Lesson One: Eleanor Roosevelt, Olivia's Friend

Grade Level: This is a curriculum for kindergarten teachers where Eleanor Roosevelt can be everywhere in the schoolroom. (9-week minimum; half year maximum)

book cover of Olivia Saves the Circusphoto: Eleanor raises her hands


  1. To introduce students to Eleanor Roosevelt the person.
  2. To introduce students to how she cared about people.


  1. To know Eleanor Roosevelt’s name.
  2. To know what she looked like.
  3. To know some basic good qualities about her.
  4. To learn three historical facts about ER, such as:
    Eleanor Roosevelt helped people; she lived in the White House; she traveled around the world; she wrote a lot of books; and her husband, Franklin, was President of the United States


  1. Read children’s biographies of Eleanor Roosevelt.
  2. Use questions and answers and storytelling techniques to talk about her life and activities.
  3. Show pictures of Eleanor Roosevelt engaged in various activities.
  4. Post pictures of Eleanor Roosevelt in the classroom on a weekly basis to remind students of who she was and what she did.
  5. Have children draw pictures of Eleanor and her activities that reflect her personality.


1. Read Olivia Saves the Circus by Ian Falconer (ISBN 0-689-8924-X, Atheneum 2001, $16.95).

  • After you have finished asking the students questions about the story, turn to page 3.
  • Hold the book open, point to the poster of Eleanor Roosevelt hanging on the wall and ask your class to talk about it. You might begin with:
  • “Look at this girls and boys, this is a real person. Is there any other real person in the book?”
  • “Wow she must be real important. If Olivia thinks she’s important, maybe we should too.”
  • “Why do you think she has her hands up?”
    [What do you think she is trying to do? Is she is trying to explain something?]
  • “Why does Olivia have a picture of Eleanor on her bedroom wall?”
    If the children don't respond, you might ask them “Do you think Olivia likes her? Do you think Olivia wants to be like her?”

2. Create a mural for your classroom.

Perhaps you could set the stage by telling your class “we can be like Olivia and have a picture of Eleanor in our classroom to remind us of who she was [a person who wanted to help people] and where she went [everywhere.]”

The mural of photos could either be placed on the classroom bathroom door or a special area of your classroom (perhaps the teacher's reading corner or a specific chalk board).

You could reinforce attention to Eleanor in a variety of ways.

For example, if one of the classroom rules is asking permission to use the bathroom have children say “I have to go see Eleanor.”

Each week add an additional picture on the door. Make this activity an important part of the Monday morning routine or have children draw pictures of Eleanor Roosevelt to put on the door.

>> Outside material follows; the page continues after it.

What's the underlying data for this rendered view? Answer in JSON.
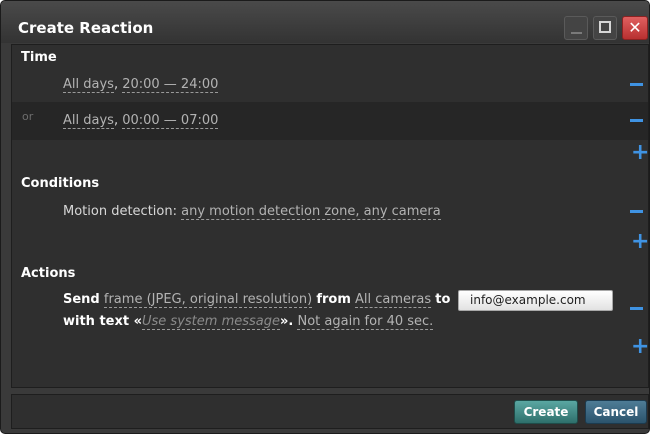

You should use any pictures of ER who think appropriate for your classroom. You could even xerox pictures from books your school library may have about Eleanor Roosevelt. Or you may download the pictures included on this site.

The key is to use pictures of Eleanor Roosevelt doing something.

In each case the teacher could ask “Where is Eleanor Roosevelt?” “What is she doing?”

After the pictures are hung, the teacher could ask several questions:

“Tell me what we know about Eleanor Roosevelt.”

“If Eleanor Roosevelt were to visit us, what places in the school could we show her where she would want do some of the good things she does?”
[Lunchroom, our classroom, school library, school nurse’s clinic, school office, playground, school bus drop-off zone.]

“What would she be doing?”
[Serving lunch; taking care of classroom pets; reading to us; helping the school nurse to take care of sick children; helping with games on the playground; breaking up fights; greeting visitors and showing them around; helping someone who was lost find their way around school; helping someone learn to read; helping children get on and off the school bus.]

3. Art activity: Have children draw pictures of Eleanor Roosevelt

This educational program was prepared by The Eleanor Roosevelt Papers Project with funding from the GE Fund through Save America's Treasures